## EXERCISE PROMPT:
Which of the lines below hold the word "채택되었습니다"? Pull each of them out.

:: INPUT DATA

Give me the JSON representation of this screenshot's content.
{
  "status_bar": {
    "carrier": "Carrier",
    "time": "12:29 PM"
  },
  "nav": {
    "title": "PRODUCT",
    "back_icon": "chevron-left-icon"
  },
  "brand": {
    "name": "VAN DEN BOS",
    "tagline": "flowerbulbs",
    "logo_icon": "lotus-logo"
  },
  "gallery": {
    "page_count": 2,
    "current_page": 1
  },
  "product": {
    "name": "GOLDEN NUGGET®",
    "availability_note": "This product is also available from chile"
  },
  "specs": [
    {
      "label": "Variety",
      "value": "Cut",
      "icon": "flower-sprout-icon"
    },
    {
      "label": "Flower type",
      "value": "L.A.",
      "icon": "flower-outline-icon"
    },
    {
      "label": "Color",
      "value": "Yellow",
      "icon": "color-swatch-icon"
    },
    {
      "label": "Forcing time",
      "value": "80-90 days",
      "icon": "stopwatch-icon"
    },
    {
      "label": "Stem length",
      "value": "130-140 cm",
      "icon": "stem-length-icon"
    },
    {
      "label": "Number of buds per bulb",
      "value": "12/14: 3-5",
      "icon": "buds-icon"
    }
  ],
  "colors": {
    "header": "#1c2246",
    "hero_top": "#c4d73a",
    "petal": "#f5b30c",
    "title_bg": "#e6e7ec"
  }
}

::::
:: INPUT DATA

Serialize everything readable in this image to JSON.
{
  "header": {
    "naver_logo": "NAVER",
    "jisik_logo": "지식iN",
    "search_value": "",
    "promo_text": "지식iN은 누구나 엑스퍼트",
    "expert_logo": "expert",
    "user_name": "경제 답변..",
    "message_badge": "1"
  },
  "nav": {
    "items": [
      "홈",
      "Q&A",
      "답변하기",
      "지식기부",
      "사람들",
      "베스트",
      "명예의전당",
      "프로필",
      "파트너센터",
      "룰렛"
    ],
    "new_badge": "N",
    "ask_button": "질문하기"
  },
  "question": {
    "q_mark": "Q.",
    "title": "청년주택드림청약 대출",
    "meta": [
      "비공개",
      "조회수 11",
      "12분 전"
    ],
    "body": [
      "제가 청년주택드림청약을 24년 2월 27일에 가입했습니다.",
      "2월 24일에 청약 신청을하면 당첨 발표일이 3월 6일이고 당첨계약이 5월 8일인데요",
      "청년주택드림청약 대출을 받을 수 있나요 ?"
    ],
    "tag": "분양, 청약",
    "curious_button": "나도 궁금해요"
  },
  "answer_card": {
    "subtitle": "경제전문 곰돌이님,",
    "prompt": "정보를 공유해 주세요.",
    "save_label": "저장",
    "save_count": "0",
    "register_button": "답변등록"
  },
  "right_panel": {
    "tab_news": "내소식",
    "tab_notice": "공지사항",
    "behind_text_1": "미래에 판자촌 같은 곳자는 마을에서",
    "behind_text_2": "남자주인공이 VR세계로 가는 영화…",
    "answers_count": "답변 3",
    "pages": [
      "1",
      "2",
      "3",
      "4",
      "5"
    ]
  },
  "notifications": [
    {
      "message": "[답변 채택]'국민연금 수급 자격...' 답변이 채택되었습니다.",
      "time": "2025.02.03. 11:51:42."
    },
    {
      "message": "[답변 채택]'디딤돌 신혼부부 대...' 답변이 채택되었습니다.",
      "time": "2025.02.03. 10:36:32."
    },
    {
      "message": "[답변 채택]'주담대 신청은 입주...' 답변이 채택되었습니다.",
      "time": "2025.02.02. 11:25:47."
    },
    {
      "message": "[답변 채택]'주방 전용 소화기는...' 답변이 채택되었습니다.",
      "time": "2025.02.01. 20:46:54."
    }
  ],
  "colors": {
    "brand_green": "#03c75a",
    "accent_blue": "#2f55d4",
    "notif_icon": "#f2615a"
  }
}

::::
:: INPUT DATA

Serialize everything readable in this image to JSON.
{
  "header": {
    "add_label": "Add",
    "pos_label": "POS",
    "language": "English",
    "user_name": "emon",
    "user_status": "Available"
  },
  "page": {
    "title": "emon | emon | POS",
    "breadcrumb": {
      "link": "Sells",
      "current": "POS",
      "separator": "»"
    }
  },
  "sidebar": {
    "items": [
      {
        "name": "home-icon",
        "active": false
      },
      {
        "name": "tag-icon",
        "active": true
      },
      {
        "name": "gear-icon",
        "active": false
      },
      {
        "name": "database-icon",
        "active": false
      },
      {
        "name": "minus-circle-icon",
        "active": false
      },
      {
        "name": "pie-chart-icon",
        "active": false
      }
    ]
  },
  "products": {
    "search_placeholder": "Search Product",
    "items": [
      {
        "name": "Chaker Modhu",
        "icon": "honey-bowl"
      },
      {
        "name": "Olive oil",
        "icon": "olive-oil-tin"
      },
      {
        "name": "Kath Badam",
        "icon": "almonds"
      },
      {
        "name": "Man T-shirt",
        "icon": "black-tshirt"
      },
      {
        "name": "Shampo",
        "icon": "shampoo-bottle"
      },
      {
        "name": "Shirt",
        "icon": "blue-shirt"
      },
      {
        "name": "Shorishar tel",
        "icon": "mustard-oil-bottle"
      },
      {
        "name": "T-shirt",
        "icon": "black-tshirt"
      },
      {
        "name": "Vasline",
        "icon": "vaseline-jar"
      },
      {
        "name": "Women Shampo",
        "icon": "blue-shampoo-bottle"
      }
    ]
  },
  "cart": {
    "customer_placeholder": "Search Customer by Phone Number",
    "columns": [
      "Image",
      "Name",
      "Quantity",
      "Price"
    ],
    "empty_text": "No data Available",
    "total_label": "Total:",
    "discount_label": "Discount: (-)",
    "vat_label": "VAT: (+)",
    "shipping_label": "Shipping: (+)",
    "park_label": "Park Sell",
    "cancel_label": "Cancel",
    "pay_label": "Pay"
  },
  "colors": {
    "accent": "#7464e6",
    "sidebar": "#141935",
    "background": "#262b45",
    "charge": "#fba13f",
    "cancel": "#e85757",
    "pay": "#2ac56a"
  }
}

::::

## TASK OUTPUT:
      "message": "[답변 채택]'국민연금 수급 자격...' 답변이 채택되었습니다.",
      "message": "[답변 채택]'디딤돌 신혼부부 대...' 답변이 채택되었습니다.",
      "message": "[답변 채택]'주담대 신청은 입주...' 답변이 채택되었습니다.",
      "message": "[답변 채택]'주방 전용 소화기는...' 답변이 채택되었습니다.",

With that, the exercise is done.